Sound familiar??? As I'm sure many have, I've read much commentary about the senseless and painful events that occurred in Newtown, CT, last Friday. The news of this tragedy took everyone's breath away. We all lost a step as we watched in disgust and disbelief. We asked, 'How could this happen?' And not that anytime would have been better but the stark contrast of these events with thoughts connected to the Christmas season is inescapable. Many ask the question, 'How do we celebrate a season that focuses on a little child in a manger, that promotes "peace on Earth" and goodwill, with the realities of a culture that is so violent, selfish, and downright evil?' It's a fair question.
Now, you may have read the opening paragraph and thought, 'yeah, that describes our world fairly well.' Except that I wasn't trying to describe the United States in 2012. I was painting a picture of Rome two thousand years ago, the world into which "a child was born."
You see, the world that Jesus entered as a human being was not that different from the one we see today. Some may think the Christmas message is lost when placed against the backdrop of senseless violence like shootings in a Connecticut elementary school or a shopping mall in Oregon. But we need to remember that the Master's message of hope and joy was intended for an angry and violent culture just like ours. Recent events haven't dampened the message of Christmas. They've highlighted its importance all the more.
I believe open and honest conversation about what happened last week is both healthy and necessary. We need to talk about the cultural supports that allowed horrific scenes like those to become imaginable to anyone's mind, and not just address the means or methods by which they can be carried out. All of it needs to be discussed.
But for me, a crucial first step is something many have suggested in the last few days that of changing our culture's message. I agree. We do need to change the message of our society. But frankly, it needs to be changed to one that centers on the true meaning of 'joy to the world' that through Christ, and Him alone, God and sinner have an opportunity to be reconciled. That our Savior was born to offer peace and goodwill to people that felt they had little of either, just like many feel today.
That is the reason He came and that is the message that can be proclaimed boldly even in the midst of tragedy. For even when sorrow rages fiercely, His name is still Wonderful and Counselor. He continues to be the Everlasting Father. He remains our Prince of peace.
If there's any message that needs to be on the table for our world, it's His now more than ever!

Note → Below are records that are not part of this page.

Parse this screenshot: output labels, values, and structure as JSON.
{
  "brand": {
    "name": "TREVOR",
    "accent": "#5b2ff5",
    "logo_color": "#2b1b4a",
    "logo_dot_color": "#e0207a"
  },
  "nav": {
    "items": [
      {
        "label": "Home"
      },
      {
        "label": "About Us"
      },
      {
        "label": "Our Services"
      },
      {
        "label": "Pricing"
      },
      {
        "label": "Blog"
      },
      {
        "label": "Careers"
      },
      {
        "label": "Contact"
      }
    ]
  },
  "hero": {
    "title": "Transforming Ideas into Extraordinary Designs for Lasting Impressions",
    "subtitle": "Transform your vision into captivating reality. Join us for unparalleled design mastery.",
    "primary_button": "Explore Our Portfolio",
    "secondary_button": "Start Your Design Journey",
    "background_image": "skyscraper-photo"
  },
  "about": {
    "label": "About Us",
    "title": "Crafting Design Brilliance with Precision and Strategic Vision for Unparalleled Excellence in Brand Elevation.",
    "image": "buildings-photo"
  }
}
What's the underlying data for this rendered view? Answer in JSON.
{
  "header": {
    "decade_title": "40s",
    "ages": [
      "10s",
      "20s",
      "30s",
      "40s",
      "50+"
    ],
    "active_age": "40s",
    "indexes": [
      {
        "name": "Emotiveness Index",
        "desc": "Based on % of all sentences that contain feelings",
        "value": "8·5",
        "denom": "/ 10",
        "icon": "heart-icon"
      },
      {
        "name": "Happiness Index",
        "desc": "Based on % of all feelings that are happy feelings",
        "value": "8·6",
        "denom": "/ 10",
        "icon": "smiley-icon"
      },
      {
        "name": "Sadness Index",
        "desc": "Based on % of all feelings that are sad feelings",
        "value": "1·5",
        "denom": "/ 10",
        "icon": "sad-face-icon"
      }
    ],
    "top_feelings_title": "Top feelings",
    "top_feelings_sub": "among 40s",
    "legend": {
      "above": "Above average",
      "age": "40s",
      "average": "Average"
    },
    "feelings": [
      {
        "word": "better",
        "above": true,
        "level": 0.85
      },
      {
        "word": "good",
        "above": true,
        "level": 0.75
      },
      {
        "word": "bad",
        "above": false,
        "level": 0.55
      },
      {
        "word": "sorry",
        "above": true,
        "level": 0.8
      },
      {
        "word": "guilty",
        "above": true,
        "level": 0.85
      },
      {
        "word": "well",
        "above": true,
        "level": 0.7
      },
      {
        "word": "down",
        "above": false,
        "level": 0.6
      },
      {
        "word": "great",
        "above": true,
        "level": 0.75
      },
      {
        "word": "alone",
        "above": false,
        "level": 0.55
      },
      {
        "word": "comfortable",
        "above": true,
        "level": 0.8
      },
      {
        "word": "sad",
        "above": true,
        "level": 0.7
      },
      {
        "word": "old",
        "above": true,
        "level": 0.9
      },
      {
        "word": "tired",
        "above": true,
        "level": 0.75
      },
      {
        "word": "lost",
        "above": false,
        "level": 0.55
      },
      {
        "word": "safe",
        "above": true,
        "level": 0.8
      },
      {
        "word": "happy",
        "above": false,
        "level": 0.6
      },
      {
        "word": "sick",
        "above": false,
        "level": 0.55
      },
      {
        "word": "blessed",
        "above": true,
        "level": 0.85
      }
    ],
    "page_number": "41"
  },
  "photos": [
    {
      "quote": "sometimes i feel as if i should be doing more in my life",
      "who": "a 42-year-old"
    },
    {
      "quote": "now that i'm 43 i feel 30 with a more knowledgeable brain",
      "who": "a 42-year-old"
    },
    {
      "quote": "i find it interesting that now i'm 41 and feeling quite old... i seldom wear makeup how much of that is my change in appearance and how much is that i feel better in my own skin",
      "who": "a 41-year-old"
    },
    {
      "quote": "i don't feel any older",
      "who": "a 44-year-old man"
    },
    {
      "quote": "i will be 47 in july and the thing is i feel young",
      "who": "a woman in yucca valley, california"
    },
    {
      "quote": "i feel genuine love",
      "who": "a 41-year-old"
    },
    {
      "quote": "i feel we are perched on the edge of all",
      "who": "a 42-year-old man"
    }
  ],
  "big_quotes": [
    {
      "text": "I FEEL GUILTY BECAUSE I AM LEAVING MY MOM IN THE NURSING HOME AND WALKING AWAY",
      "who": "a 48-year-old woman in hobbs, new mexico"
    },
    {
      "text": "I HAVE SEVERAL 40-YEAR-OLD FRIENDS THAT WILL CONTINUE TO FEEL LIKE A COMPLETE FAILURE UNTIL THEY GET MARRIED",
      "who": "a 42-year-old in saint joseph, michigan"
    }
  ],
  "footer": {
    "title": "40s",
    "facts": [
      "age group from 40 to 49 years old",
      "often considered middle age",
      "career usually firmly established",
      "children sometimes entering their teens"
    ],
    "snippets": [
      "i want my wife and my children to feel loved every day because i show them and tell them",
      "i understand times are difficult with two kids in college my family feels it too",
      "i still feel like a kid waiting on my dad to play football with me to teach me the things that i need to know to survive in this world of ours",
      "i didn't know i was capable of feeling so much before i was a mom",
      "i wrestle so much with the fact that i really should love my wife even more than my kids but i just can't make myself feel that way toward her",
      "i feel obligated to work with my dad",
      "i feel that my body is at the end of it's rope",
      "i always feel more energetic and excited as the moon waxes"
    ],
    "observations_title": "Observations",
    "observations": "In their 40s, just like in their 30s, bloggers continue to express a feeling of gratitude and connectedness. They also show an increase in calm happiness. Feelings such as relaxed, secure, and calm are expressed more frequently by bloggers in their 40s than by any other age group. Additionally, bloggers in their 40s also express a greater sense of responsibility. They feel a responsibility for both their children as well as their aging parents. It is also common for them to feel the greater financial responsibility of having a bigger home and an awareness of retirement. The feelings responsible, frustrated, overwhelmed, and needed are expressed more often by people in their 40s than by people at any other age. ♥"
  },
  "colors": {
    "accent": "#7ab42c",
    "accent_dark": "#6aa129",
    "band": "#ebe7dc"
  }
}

Hiram Claudio is a minister and bible teacher who has traveled to 8 nations spreading the Good News of faith in Christ and victory through His name. He is married (for 29 years). He and his wife live in New York and have two sons.